→ **Work task**: Where in the data does the word "Richard" appear? Find those lines and copy them.
== Data to use
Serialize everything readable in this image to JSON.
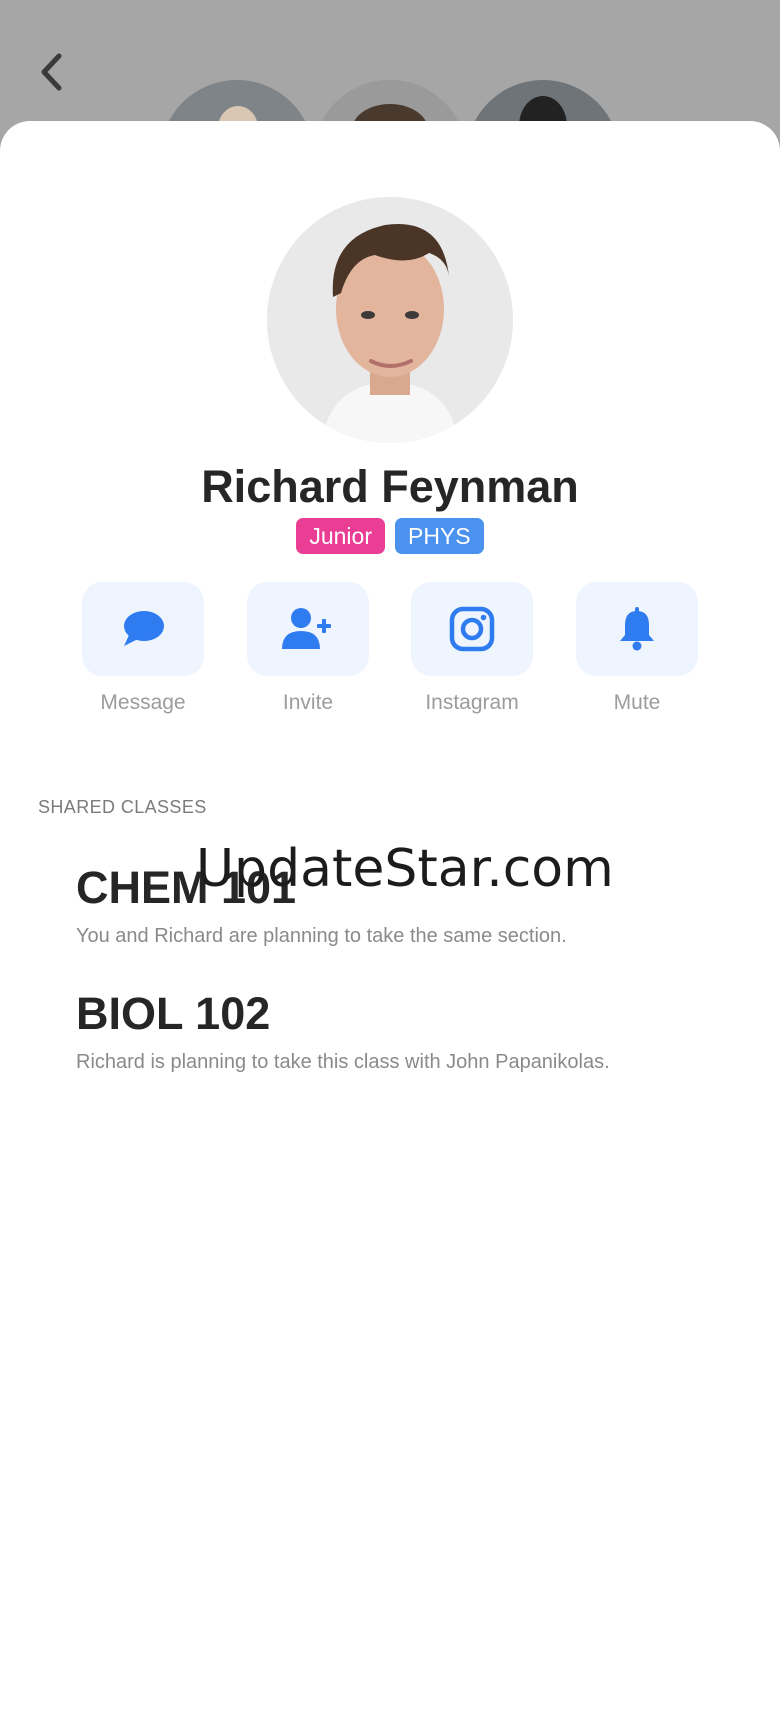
{
  "header": {
    "back_icon": "chevron-left-icon"
  },
  "profile": {
    "name": "Richard Feynman",
    "badges": [
      {
        "label": "Junior",
        "color": "#ea3e94"
      },
      {
        "label": "PHYS",
        "color": "#4b92ee"
      }
    ]
  },
  "actions": [
    {
      "label": "Message",
      "icon": "chat-bubble-icon"
    },
    {
      "label": "Invite",
      "icon": "add-user-icon"
    },
    {
      "label": "Instagram",
      "icon": "instagram-icon"
    },
    {
      "label": "Mute",
      "icon": "bell-icon"
    }
  ],
  "shared_classes": {
    "title": "SHARED CLASSES",
    "items": [
      {
        "code": "CHEM 101",
        "description": "You and Richard are planning to take the same section."
      },
      {
        "code": "BIOL 102",
        "description": "Richard is planning to take this class with John Papanikolas."
      }
    ]
  },
  "watermark": "UpdateStar.com",
  "colors": {
    "accent": "#2f7bf0",
    "action_bg": "#eff5ff"
  }
}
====
→ **Written response**:
    "name": "Richard Feynman",
        "description": "You and Richard are planning to take the same section."
        "description": "Richard is planning to take this class with John Papanikolas."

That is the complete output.